|US7165347||Nov 8, 2002||Jan 23, 2007||Esco Corporation||Assembly for securing a wear member to an excavator|
|US7168193||Feb 9, 2004||Jan 30, 2007||Metalogenia Patentes, S.L.||Device for the coupling of excavator teeth|
|US7367144||Jan 4, 2006||May 6, 2008||Esco Corporation||Wear member for excavating equipment|
|US7596895||Apr 30, 2007||Oct 6, 2009||Esco Corporation||Wear assembly|
|US7730645||Jul 13, 2004||Jun 8, 2010||Esco Corporation||Dredge cutterhead|
|US7739814||Aug 2, 2006||Jun 22, 2010||Esco Corporation||Point and adapter assembly|
|US7793444||Sep 28, 2006||Sep 14, 2010||Esco Corporation||Wear edge assembly|
|US8024874||Aug 28, 2006||Sep 27, 2011||Esco Corporation||Wear assembly for excavating machines|
|US8191291 *||Jul 8, 2009||Jun 5, 2012||Esco Corporation||Wear member for excavating equipment|
|US20040093771 *||Nov 18, 2003||May 20, 2004||Esco Corporation||Point and adapter assembly|
|US20040216334 *||Apr 30, 2003||Nov 4, 2004||Esco Corporation||Wear assembly for the digging edge of an excavator|
|US20040216335 *||Apr 30, 2003||Nov 4, 2004||Esco Corporation||Wear assembly for excavator digging edge|
|US20040237355 *||Jul 13, 2004||Dec 2, 2004||Esco Corporation||Assembly for securing a wear member to an excavator|
|US20040244235 *||Apr 13, 2004||Dec 9, 2004||Matalogenia, S.A.||Assemblies of teeth of earth moving machines|
|US20050229442 *||Mar 30, 2004||Oct 20, 2005||Esco Corporation||Wear edge assembly|
|US20060117613 *||Jan 4, 2006||Jun 8, 2006||Esco Corporation||Coupling for excavating wear part|
|US20060225313 *||Apr 11, 2006||Oct 12, 2006||Esco Corporation||Wear assembly|
|US20060265916 *||Aug 2, 2006||Nov 30, 2006||Esco Corporation||Point and adapter assembly|
|US20070044349 *||Aug 28, 2006||Mar 1, 2007||Esco Corporation||Wear assembly for excavating machines|
|USRE40336||Mar 17, 2003||May 27, 2008||Metalogenia Patentes, S.L.||Coupling for the teeth of excavators and the like|
|USRE42629||Aug 5, 1999||Aug 23, 2011||Esco Corporation||Wear assembly for a digging edge of an excavator|

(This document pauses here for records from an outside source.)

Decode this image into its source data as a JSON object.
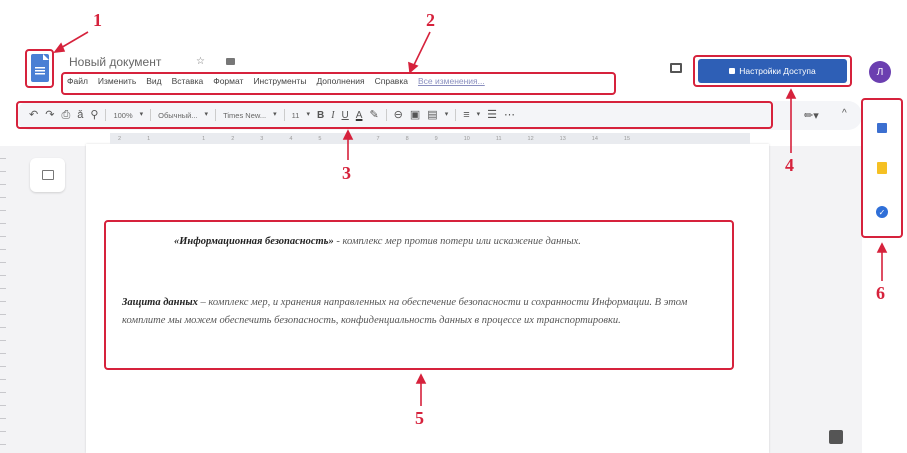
{
  "document": {
    "title": "Новый документ",
    "star_icon": "star-icon",
    "folder_icon": "folder-icon"
  },
  "menu": {
    "items": [
      "Файл",
      "Изменить",
      "Вид",
      "Вставка",
      "Формат",
      "Инструменты",
      "Дополнения",
      "Справка"
    ],
    "last_edit": "Все изменения..."
  },
  "share": {
    "label": "Настройки Доступа"
  },
  "avatar": {
    "initial": "Л",
    "color": "#6b3fb0"
  },
  "toolbar": {
    "zoom": "100%",
    "style": "Обычный...",
    "font": "Times New...",
    "size": "11",
    "bold": "B",
    "italic": "I",
    "underline": "U",
    "text_color": "A"
  },
  "ruler": {
    "ticks": [
      "2",
      "1",
      "",
      "1",
      "2",
      "3",
      "4",
      "5",
      "6",
      "7",
      "8",
      "9",
      "10",
      "11",
      "12",
      "13",
      "14",
      "15",
      "16",
      "17",
      "18"
    ]
  },
  "content": {
    "p1_bold": "«Информационная безопасность»",
    "p1_rest": " - комплекс мер против потери или искажение данных.",
    "p2_bold": "Защита данных",
    "p2_rest": " – комплекс мер, и хранения направленных на обеспечение безопасности и сохранности Информации. В этом комплите мы можем обеспечить безопасность, конфиденциальность данных в процессе их транспортировки."
  },
  "annotations": {
    "n1": "1",
    "n2": "2",
    "n3": "3",
    "n4": "4",
    "n5": "5",
    "n6": "6",
    "color": "#d6223c"
  },
  "colors": {
    "accent": "#2e5fb6",
    "annotation": "#d6223c"
  }
}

|U.S. Classification||37/455, 172/713, 37/452, 37/454|
|May 28, 1996||CC||Certificate of correction|
|Dec 31, 1997||FPAY||Fee payment|
Year of fee payment: 4
|Jan 30, 2002||REMI||Maintenance fee reminder mailed|
|Jul 5, 2002||LAPS||Lapse for failure to pay maintenance fees|
|Sep 3, 2002||FP||Expired due to failure to pay maintenance fee|
Effective date: 20020705